(TASK BRIEF): Of the entries below, copy only those lines that contain the word "delete".
++++ EXTRACTED ENTRIES
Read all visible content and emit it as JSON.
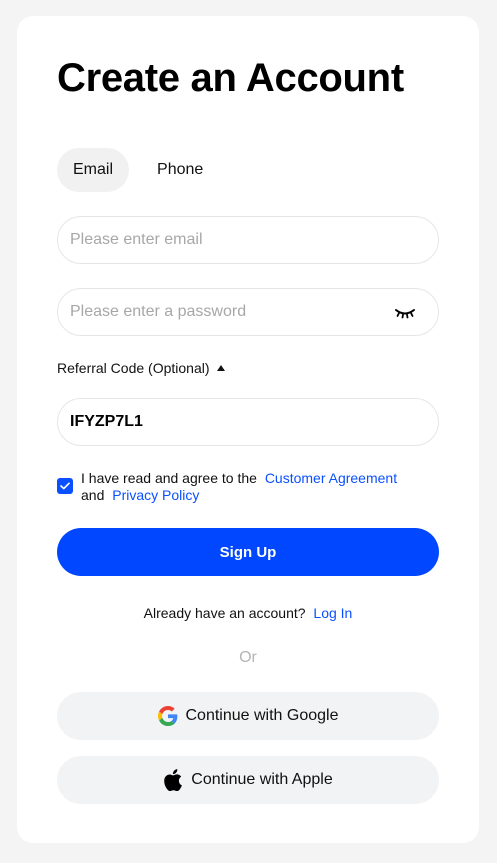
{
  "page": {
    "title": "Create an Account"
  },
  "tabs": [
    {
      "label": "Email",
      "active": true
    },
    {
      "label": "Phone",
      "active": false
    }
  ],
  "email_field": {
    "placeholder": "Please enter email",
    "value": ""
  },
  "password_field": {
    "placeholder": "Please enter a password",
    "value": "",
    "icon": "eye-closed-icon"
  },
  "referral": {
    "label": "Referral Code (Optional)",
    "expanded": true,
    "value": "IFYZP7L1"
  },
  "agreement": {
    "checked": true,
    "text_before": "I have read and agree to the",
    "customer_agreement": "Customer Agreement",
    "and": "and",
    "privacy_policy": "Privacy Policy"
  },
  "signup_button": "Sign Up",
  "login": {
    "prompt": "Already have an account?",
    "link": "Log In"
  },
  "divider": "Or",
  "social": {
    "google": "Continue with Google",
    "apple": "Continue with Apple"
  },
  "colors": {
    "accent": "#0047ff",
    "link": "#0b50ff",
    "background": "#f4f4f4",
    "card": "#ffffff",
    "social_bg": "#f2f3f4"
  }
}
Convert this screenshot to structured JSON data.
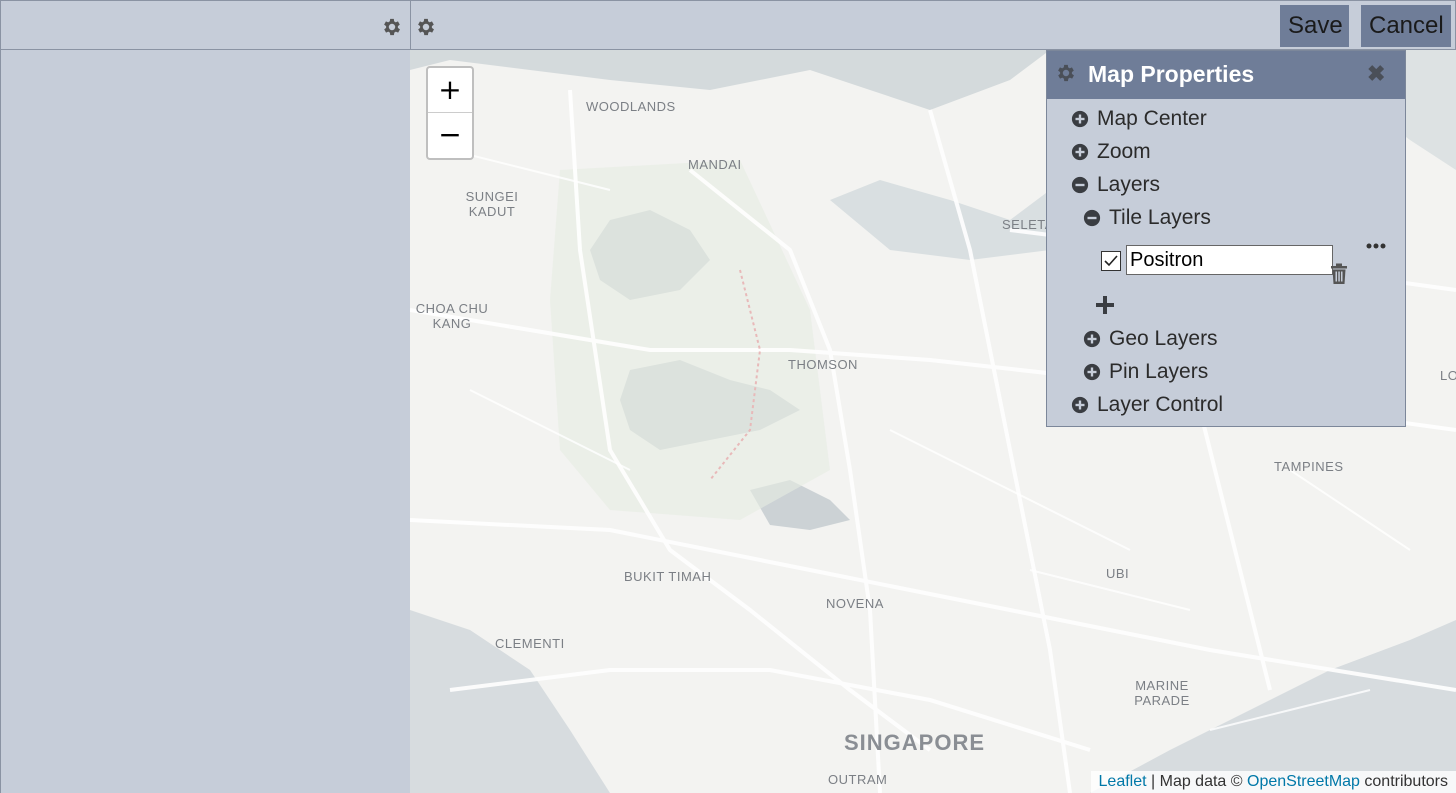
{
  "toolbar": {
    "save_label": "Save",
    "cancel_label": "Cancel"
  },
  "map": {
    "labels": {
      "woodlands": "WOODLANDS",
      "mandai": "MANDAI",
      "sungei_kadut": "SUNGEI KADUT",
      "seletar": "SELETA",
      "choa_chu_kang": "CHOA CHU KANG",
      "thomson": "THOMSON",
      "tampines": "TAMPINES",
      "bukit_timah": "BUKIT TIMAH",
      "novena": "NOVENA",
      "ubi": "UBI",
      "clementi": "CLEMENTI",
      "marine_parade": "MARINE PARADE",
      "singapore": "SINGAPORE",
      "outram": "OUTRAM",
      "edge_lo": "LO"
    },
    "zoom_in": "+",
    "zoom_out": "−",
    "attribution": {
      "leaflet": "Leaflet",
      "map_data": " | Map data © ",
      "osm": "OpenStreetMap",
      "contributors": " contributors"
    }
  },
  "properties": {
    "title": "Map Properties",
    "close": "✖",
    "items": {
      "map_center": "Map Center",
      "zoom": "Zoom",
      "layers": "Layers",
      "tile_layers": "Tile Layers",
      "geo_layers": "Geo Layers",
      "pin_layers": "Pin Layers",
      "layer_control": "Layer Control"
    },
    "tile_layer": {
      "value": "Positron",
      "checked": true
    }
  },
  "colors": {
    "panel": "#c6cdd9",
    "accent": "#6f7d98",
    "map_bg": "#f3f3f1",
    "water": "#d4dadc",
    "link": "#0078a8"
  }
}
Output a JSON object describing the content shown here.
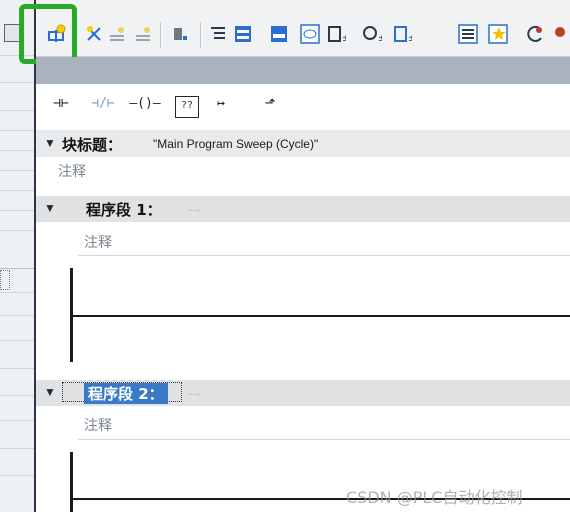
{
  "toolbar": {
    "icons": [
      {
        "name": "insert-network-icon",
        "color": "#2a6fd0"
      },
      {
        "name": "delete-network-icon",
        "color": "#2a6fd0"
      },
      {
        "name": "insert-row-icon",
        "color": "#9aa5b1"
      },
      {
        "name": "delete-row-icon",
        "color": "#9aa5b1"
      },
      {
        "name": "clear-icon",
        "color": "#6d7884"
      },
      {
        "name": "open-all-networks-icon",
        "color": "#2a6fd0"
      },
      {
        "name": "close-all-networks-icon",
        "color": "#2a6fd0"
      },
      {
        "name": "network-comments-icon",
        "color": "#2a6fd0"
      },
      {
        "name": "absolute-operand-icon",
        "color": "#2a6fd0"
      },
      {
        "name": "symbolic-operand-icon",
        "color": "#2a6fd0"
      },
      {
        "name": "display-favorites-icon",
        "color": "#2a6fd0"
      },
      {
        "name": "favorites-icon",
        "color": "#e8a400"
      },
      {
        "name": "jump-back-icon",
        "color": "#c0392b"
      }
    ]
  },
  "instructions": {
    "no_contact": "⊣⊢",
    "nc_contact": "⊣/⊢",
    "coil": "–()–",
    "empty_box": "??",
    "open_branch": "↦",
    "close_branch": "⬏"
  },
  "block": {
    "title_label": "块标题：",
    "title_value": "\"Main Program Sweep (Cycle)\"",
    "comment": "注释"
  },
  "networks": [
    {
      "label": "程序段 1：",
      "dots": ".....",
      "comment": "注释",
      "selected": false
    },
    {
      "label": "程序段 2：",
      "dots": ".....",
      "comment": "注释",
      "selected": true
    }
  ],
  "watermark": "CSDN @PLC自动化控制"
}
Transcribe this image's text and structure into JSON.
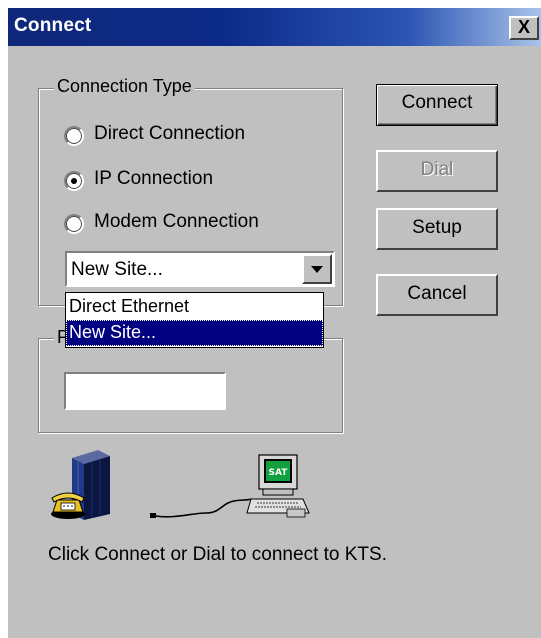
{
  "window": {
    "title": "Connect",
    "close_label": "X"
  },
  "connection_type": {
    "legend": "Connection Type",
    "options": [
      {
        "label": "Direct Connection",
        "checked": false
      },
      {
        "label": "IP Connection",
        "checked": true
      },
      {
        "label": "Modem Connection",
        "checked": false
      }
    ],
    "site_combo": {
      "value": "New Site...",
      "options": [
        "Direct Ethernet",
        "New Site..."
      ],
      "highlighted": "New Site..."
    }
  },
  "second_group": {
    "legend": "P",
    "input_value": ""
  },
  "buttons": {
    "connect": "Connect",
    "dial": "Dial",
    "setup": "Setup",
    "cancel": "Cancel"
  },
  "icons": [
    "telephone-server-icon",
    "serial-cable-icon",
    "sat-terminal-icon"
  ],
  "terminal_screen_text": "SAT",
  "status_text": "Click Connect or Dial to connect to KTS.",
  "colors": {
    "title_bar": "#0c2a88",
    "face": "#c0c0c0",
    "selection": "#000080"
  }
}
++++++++
(COMPLETED EXERCISE):
        "name": "delete-network-icon",
        "name": "delete-row-icon",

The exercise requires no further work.